Cerberus has hired two investment banks that are in the early stages of soliciting offers from potential buyers for DynCorp, the sources added. DynCorp could be valued at around eight times its 2018 earnings after taxes of $168 million, the sources said.
The sources asked not to be identified because the negotiations are confidential. A spokesperson for Cerberus declined to comment.
Last year, Cerberus said if its chief were to join the U.S. administration clearing hurdles associated with conflicts of interest would require Feinberg to provide “voluminous information” and disclosures to the Office of Government Ethics.
In 2010, Cerberus took DynCorp private for more than $1 billion. The company has had contracts to train Iraqi police and support U.S. troops in Afghanistan.
The timing of the sale may be opportune for Cerberus, after the Pentagon’s budget was increased to nearly $700 billion last year. Rising U.S. government spending for the Pentagon has fueled a spree of dealmaking among defense services companies.
Moody’s Investors Service Inc recently upgraded DynCorp’s rating on its debt. Moody’s analyst Bruce Herskovics said, “The upgrade reflects backlog growth coupled with improved profitability under existing contracts that should continue over 2018-2019.”

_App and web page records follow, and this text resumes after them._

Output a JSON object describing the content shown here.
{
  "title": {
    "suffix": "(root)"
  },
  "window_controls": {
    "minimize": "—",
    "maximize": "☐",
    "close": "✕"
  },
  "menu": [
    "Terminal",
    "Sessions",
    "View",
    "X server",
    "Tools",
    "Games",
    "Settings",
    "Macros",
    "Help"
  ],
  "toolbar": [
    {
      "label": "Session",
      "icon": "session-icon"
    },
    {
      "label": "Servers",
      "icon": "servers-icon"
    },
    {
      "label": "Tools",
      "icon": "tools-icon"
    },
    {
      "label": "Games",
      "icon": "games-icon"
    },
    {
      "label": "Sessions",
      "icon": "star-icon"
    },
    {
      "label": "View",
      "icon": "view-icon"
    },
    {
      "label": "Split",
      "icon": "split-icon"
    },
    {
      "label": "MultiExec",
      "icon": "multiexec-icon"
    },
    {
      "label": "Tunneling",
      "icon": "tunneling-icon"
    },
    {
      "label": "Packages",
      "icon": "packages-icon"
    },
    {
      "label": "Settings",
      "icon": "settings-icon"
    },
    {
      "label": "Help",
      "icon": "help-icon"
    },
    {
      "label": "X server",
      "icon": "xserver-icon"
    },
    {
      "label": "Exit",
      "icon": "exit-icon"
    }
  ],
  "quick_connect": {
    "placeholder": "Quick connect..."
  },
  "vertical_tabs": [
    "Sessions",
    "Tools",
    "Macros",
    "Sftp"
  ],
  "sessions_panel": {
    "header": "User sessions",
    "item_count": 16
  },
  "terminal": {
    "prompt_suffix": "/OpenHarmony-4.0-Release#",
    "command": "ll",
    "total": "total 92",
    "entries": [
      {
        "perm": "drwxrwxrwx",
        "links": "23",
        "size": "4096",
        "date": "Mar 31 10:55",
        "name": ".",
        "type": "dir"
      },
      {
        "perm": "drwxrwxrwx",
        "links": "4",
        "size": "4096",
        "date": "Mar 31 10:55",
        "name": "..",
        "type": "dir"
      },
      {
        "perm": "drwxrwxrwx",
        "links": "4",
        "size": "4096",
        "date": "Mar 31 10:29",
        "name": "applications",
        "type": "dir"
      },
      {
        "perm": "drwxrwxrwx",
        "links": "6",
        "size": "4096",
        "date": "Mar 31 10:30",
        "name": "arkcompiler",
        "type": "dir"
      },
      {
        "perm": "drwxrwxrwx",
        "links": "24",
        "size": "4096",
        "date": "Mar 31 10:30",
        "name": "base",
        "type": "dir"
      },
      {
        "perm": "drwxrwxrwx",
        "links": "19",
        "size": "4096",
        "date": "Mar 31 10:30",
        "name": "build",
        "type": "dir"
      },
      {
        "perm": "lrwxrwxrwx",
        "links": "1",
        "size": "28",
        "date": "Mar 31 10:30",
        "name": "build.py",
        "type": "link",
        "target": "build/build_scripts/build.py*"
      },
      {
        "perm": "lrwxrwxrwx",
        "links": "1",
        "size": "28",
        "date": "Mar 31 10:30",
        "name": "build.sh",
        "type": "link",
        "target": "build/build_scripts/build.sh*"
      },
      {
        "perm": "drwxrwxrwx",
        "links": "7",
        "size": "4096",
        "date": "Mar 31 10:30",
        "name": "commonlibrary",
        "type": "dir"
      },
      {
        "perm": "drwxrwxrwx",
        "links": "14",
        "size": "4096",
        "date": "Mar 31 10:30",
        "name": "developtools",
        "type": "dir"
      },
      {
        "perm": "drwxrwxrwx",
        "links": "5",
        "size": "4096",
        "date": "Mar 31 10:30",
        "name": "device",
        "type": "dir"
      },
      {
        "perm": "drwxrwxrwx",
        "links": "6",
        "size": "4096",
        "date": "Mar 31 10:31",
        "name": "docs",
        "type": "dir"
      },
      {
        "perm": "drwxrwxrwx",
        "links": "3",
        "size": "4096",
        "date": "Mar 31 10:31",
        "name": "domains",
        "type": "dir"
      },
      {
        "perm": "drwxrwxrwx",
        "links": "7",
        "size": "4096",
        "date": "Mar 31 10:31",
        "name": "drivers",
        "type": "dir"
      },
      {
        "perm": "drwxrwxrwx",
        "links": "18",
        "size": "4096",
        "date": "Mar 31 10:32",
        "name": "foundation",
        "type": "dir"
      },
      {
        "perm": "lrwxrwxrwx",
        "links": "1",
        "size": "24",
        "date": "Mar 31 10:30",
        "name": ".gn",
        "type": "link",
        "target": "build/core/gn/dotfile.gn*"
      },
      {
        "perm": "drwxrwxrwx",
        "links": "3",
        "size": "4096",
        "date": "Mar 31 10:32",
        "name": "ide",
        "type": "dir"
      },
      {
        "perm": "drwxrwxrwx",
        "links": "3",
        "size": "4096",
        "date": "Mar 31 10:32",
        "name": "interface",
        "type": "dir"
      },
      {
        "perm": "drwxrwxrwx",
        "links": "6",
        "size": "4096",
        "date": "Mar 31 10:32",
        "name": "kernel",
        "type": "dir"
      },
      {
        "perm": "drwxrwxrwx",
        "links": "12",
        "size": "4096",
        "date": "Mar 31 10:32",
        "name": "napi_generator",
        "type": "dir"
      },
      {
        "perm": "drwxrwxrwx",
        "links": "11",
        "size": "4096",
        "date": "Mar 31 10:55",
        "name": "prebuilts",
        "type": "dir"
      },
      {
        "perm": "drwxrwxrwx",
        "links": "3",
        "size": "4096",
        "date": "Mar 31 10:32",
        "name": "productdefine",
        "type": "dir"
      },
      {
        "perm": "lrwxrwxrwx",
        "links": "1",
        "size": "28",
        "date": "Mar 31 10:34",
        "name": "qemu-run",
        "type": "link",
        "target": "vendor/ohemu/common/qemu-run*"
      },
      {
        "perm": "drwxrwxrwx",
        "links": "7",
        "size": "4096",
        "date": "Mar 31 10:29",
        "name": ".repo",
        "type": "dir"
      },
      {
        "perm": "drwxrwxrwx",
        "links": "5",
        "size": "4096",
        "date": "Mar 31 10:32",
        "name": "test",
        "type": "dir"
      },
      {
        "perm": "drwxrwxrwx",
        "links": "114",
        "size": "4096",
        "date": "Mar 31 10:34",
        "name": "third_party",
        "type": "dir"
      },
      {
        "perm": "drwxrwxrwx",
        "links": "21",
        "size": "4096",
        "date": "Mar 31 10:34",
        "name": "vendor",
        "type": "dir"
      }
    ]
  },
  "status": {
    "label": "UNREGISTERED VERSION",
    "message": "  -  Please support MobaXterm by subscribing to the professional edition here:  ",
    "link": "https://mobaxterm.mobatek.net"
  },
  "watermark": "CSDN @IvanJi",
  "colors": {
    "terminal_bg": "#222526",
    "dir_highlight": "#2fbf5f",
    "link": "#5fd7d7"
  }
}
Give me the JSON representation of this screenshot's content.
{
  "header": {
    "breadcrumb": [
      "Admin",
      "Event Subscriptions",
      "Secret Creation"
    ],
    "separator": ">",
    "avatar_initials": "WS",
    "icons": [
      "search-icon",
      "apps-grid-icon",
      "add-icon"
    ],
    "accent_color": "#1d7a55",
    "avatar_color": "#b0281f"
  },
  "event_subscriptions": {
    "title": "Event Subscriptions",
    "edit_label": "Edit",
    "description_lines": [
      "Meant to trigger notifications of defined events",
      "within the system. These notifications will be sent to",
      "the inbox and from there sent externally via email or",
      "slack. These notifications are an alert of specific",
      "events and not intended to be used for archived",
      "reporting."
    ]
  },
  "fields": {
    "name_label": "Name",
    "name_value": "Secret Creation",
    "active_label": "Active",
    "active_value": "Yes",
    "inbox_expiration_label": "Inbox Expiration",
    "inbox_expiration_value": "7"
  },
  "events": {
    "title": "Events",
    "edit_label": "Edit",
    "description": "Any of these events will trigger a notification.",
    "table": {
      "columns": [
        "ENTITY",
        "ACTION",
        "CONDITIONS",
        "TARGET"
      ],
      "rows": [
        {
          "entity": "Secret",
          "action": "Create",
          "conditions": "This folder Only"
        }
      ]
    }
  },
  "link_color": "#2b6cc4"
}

In April, weapons maker General Dynamics Corp (GD.N) bought CSRA Inc CSRA.N for $9.7 billion to expand its government services business.
This month, defense electronics company L3 Technologies Inc (LLL.N) sold Vertex, its aerospace and defense logistics support services unit, for $540 million.
Remington Outdoor Co Inc, which was once a Cerberus investment, and makes the Bushmaster rifle emerged from Chapter 11 bankruptcy last week.
Trade publication Debtwire reported news of DynCorp exploring a sale earlier on Wednesday.
Reporting by Mike Stone in Washington; editing by Greg Roumeliotis and Cynthia Osterman